> TASK STATEMENT: Scan the listing below for the word "name" and copy every line where it occurs.

> PROVIDED MATERIAL:
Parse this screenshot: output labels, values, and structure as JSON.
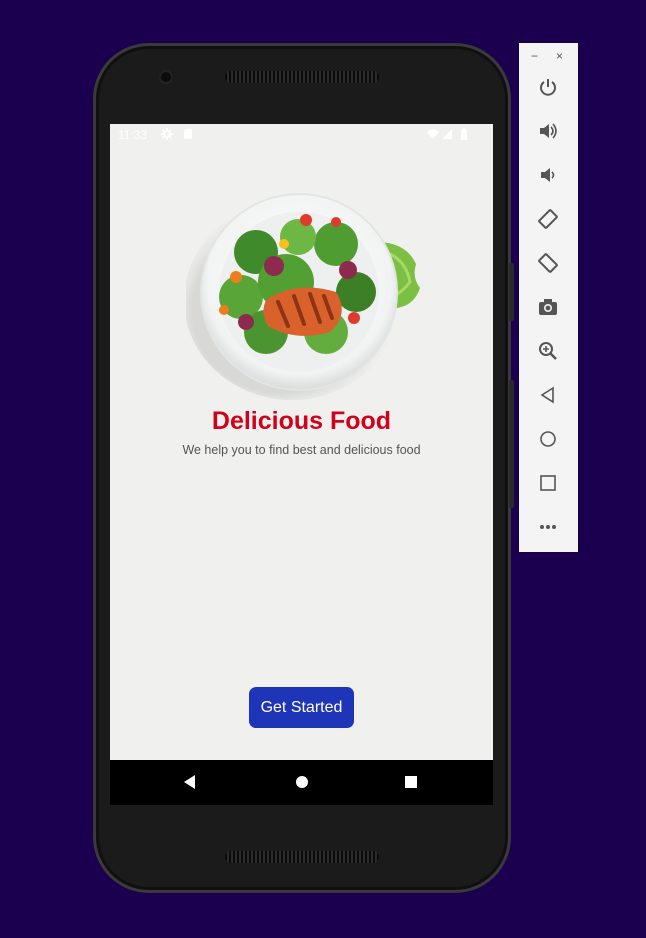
{
  "status_bar": {
    "time": "11:33"
  },
  "app": {
    "title": "Delicious Food",
    "subtitle": "We help you to find best and delicious food",
    "cta_label": "Get Started",
    "colors": {
      "title": "#d0021b",
      "button": "#1f35b7",
      "background": "#f0f0ee"
    }
  },
  "emulator_toolbar": {
    "window_controls": {
      "minimize": "−",
      "close": "×"
    },
    "buttons": [
      "power-icon",
      "volume-up-icon",
      "volume-down-icon",
      "rotate-left-icon",
      "rotate-right-icon",
      "camera-icon",
      "zoom-icon",
      "back-icon",
      "home-icon",
      "overview-icon",
      "more-icon"
    ]
  },
  "nav_bar": [
    "back-icon",
    "home-icon",
    "recents-icon"
  ]
}
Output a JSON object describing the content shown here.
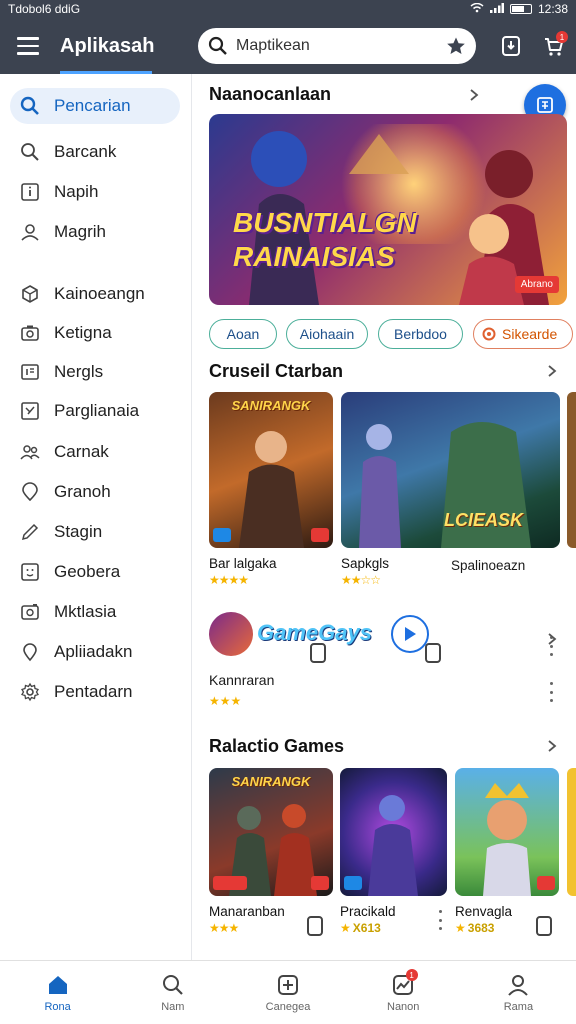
{
  "status": {
    "left_text": "Tdobol6 ddiG",
    "time": "12:38"
  },
  "appbar": {
    "title": "Aplikasah",
    "search_placeholder": "Maptikean",
    "cart_badge": "1"
  },
  "sidebar": {
    "items": [
      {
        "label": "Pencarian",
        "icon": "search-icon",
        "active": true
      },
      {
        "label": "Barcank",
        "icon": "search-icon"
      },
      {
        "label": "Napih",
        "icon": "info-icon"
      },
      {
        "label": "Magrih",
        "icon": "person-icon"
      },
      {
        "label": "Kainoeangn",
        "icon": "cube-icon"
      },
      {
        "label": "Ketigna",
        "icon": "camera-icon"
      },
      {
        "label": "Nergls",
        "icon": "id-card-icon"
      },
      {
        "label": "Parglianaia",
        "icon": "image-icon"
      },
      {
        "label": "Carnak",
        "icon": "people-icon"
      },
      {
        "label": "Granoh",
        "icon": "location-icon"
      },
      {
        "label": "Stagin",
        "icon": "pencil-icon"
      },
      {
        "label": "Geobera",
        "icon": "face-icon"
      },
      {
        "label": "Mktlasia",
        "icon": "photo-icon"
      },
      {
        "label": "Apliiadakn",
        "icon": "pin-icon"
      },
      {
        "label": "Pentadarn",
        "icon": "gear-icon"
      }
    ]
  },
  "featured": {
    "title": "Naanocanlaan",
    "banner_text": "BUSNTIALGN RAINAISIAS",
    "banner_badge": "Abrano"
  },
  "chips": [
    "Aoan",
    "Aiohaain",
    "Berbdoo",
    "Sikearde"
  ],
  "section2": {
    "title": "Cruseil Ctarban",
    "cards": [
      {
        "name": "Bar lalgaka",
        "stars": "★★★★",
        "thumb_label": "SANIRANGK"
      },
      {
        "name": "Sapkgls",
        "stars": "★★☆☆",
        "thumb_label": ""
      },
      {
        "name": "Spalinoeazn",
        "stars": "",
        "thumb_label": "LCIEASK"
      }
    ],
    "promo": {
      "brand": "GameGays",
      "name": "Kannraran",
      "stars": "★★★"
    }
  },
  "section3": {
    "title": "Ralactio Games",
    "cards": [
      {
        "name": "Manaranban",
        "stars": "★★★",
        "rating": "",
        "thumb_label": "SANIRANGK"
      },
      {
        "name": "Pracikald",
        "stars": "★",
        "rating": "X613",
        "thumb_label": ""
      },
      {
        "name": "Renvagla",
        "stars": "★",
        "rating": "3683",
        "thumb_label": ""
      }
    ]
  },
  "bottomnav": {
    "items": [
      {
        "label": "Rona",
        "icon": "home-icon",
        "active": true
      },
      {
        "label": "Nam",
        "icon": "search-icon"
      },
      {
        "label": "Canegea",
        "icon": "add-icon"
      },
      {
        "label": "Nanon",
        "icon": "activity-icon",
        "badge": "1"
      },
      {
        "label": "Rama",
        "icon": "person-icon"
      }
    ]
  },
  "colors": {
    "appbar": "#3c4350",
    "accent": "#1e6fe0",
    "active_bg": "#e8f0fb",
    "star": "#f5b400"
  }
}
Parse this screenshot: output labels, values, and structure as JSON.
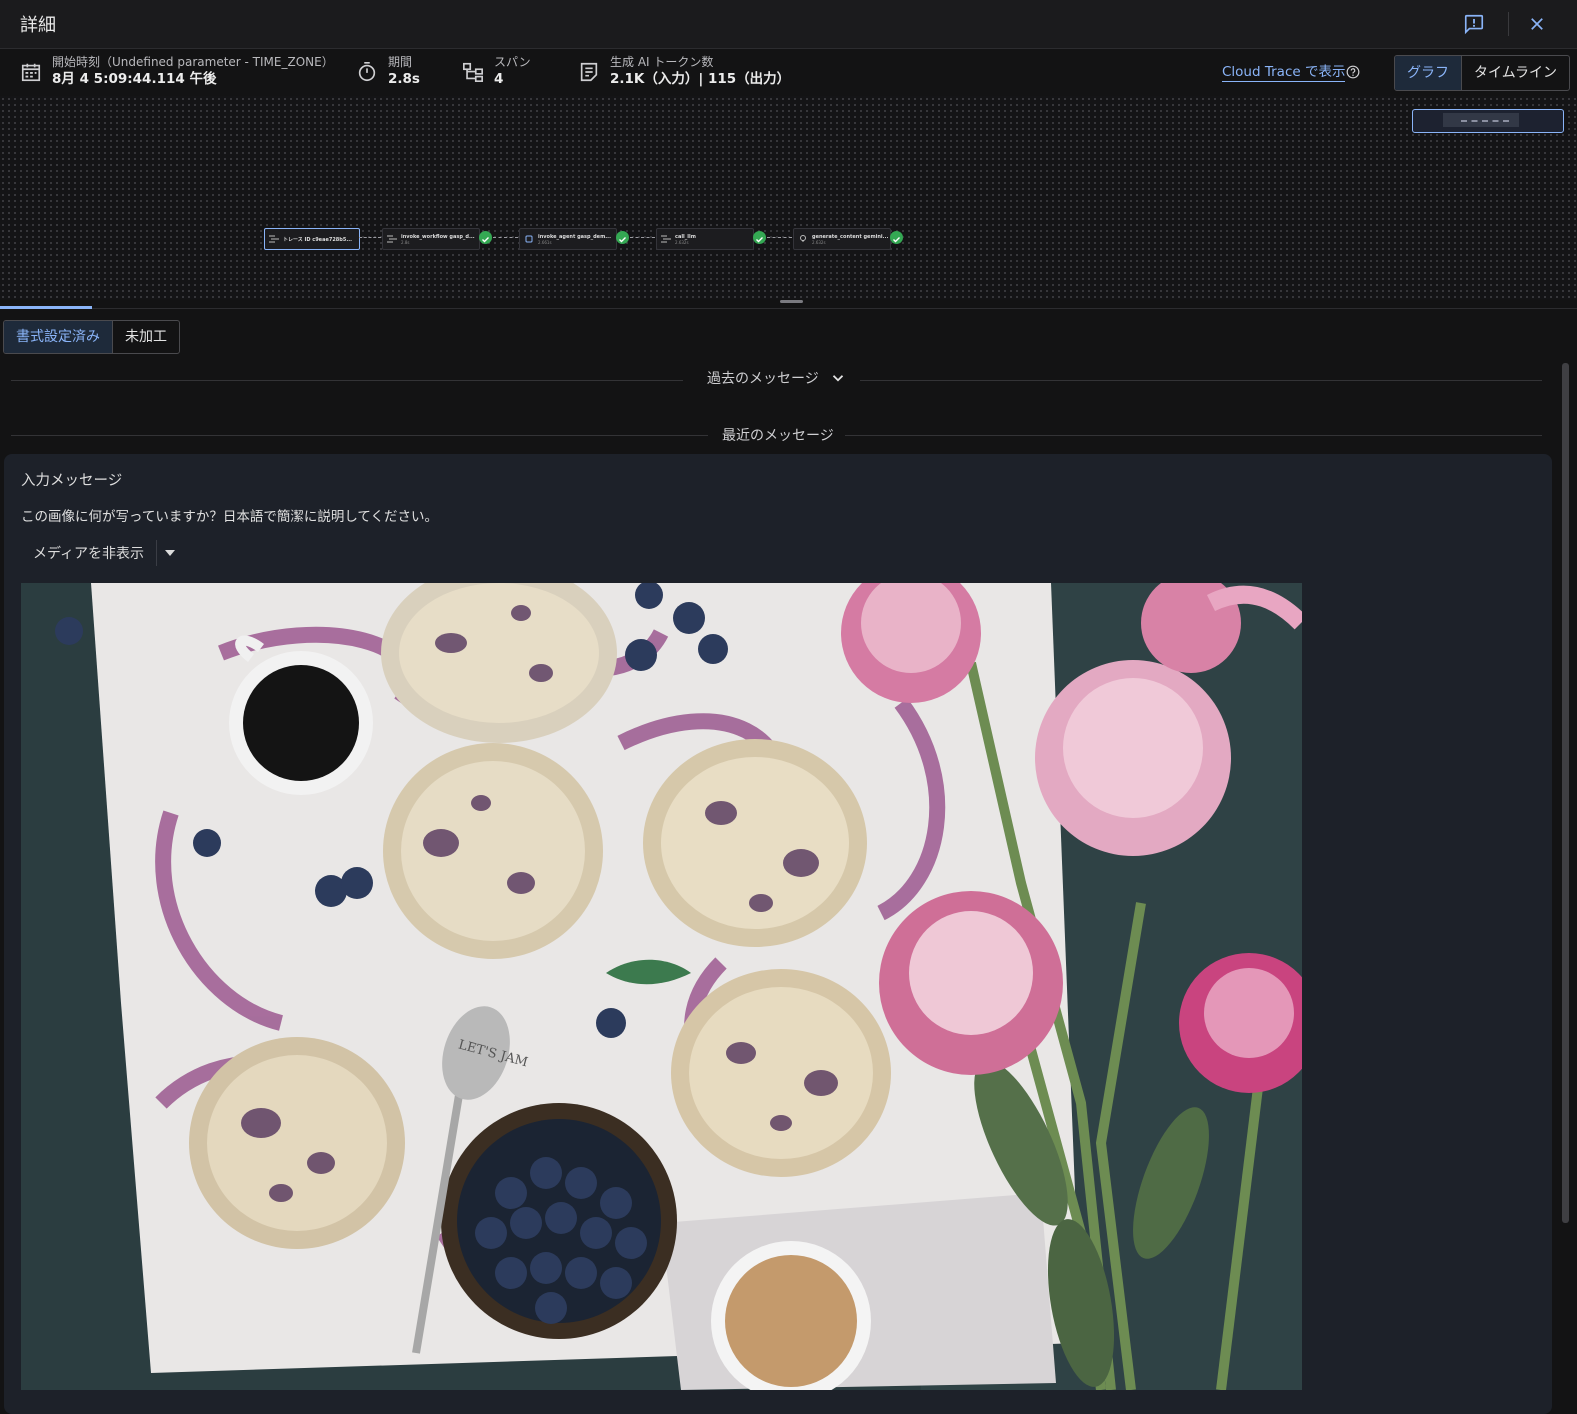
{
  "header": {
    "title": "詳細",
    "feedback_icon": "feedback-icon",
    "close_icon": "close-icon"
  },
  "meta": {
    "start": {
      "label": "開始時刻（Undefined parameter - TIME_ZONE）",
      "value": "8月 4 5:09:44.114 午後",
      "icon": "calendar-icon"
    },
    "duration": {
      "label": "期間",
      "value": "2.8s",
      "icon": "timer-icon"
    },
    "spans": {
      "label": "スパン",
      "value": "4",
      "icon": "hierarchy-icon"
    },
    "tokens": {
      "label": "生成 AI トークン数",
      "value": "2.1K（入力）| 115（出力）",
      "icon": "notes-icon"
    },
    "cloud_trace": "Cloud Trace で表示",
    "view_modes": [
      "グラフ",
      "タイムライン"
    ],
    "active_view": "グラフ"
  },
  "graph": {
    "nodes": [
      {
        "title": "トレース ID c9eae728b5...",
        "sub": "",
        "status": "selected"
      },
      {
        "title": "invoke_workflow gasp_d...",
        "sub": "2.8s",
        "status": "ok"
      },
      {
        "title": "invoke_agent gasp_dem...",
        "sub": "2.661s",
        "status": "ok"
      },
      {
        "title": "call_llm",
        "sub": "2.632s",
        "status": "ok"
      },
      {
        "title": "generate_content gemini...",
        "sub": "2.632s",
        "status": "ok"
      }
    ],
    "accent": "#8ab4f8",
    "ok_color": "#34a853"
  },
  "format_tabs": [
    "書式設定済み",
    "未加工"
  ],
  "active_format": "書式設定済み",
  "sections": {
    "past": "過去のメッセージ",
    "recent": "最近のメッセージ"
  },
  "message": {
    "heading": "入力メッセージ",
    "text": "この画像に何が写っていますか？日本語で簡潔に説明してください。",
    "media_toggle": "メディアを非表示",
    "image_label": "LET'S JAM"
  }
}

> ANSWER TO THIS TASK:
        "name": "Bar lalgaka",
        "name": "Sapkgls",
        "name": "Spalinoeazn",
      "name": "Kannraran",
        "name": "Manaranban",
        "name": "Pracikald",
        "name": "Renvagla",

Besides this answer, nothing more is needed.